=== SUPPLIED DATA ===

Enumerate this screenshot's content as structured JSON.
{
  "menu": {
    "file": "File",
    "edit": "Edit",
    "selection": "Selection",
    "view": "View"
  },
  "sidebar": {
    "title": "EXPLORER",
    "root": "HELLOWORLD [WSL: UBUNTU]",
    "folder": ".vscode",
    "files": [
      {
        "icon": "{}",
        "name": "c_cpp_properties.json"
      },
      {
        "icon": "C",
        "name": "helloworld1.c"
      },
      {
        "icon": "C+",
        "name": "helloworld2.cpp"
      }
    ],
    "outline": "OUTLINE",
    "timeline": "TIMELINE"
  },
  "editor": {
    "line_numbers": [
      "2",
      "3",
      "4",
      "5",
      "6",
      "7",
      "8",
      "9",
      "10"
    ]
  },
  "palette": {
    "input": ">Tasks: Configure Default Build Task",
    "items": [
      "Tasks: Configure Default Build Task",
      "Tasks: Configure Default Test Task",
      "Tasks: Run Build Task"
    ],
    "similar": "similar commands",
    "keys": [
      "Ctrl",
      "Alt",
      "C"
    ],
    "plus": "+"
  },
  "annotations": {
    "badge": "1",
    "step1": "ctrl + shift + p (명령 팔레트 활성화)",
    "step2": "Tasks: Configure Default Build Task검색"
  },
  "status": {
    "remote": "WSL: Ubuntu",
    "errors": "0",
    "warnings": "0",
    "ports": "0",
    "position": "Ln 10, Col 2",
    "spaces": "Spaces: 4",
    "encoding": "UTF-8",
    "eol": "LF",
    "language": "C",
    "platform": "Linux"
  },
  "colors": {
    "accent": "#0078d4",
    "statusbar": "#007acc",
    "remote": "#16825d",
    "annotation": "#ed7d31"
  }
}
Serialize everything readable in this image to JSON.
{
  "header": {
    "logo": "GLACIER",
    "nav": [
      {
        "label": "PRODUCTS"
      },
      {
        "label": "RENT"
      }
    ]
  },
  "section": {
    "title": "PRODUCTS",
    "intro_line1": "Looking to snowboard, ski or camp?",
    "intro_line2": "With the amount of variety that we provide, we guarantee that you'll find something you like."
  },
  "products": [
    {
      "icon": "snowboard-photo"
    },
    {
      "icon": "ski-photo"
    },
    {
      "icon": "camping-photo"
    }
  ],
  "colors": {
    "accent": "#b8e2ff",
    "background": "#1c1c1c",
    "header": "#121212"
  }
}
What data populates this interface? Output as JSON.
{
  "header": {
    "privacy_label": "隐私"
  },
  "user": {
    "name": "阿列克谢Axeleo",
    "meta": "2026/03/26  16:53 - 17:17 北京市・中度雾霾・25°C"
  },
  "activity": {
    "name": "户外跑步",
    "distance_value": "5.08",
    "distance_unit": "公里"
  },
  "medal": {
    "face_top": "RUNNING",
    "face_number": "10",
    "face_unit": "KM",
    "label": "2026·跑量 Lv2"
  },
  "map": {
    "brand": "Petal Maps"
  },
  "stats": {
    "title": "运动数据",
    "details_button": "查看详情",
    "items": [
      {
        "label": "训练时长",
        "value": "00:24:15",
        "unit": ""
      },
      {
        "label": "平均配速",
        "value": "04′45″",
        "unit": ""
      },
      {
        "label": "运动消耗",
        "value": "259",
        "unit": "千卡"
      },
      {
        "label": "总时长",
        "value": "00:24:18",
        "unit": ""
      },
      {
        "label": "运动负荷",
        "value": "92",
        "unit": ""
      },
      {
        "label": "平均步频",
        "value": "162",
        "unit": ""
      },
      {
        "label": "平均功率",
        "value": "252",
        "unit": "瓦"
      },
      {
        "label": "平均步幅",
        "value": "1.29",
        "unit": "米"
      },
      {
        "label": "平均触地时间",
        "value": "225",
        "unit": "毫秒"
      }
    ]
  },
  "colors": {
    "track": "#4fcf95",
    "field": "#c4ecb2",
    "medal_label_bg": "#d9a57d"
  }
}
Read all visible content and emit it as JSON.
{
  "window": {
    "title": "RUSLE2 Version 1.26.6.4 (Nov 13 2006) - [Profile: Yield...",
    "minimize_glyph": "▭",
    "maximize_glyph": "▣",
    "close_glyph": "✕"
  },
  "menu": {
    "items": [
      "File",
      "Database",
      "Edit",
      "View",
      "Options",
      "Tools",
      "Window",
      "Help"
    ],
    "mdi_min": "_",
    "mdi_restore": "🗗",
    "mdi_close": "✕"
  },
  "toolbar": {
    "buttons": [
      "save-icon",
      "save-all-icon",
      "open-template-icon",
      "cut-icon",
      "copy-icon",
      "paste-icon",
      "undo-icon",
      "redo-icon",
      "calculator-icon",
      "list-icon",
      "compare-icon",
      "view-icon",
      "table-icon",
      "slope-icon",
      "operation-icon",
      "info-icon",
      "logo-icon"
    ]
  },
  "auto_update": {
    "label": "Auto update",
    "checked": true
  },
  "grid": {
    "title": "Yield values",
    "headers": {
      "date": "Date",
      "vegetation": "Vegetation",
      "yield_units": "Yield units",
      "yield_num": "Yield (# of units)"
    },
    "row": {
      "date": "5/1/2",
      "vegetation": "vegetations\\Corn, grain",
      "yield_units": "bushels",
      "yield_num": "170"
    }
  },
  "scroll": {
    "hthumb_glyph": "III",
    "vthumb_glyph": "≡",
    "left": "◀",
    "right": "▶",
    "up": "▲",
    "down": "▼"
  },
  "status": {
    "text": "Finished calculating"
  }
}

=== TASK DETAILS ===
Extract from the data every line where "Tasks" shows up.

=== EXPECTED ANSWER ===
    "input": ">Tasks: Configure Default Build Task",
      "Tasks: Configure Default Build Task",
      "Tasks: Configure Default Test Task",
      "Tasks: Run Build Task"
    "step2": "Tasks: Configure Default Build Task검색"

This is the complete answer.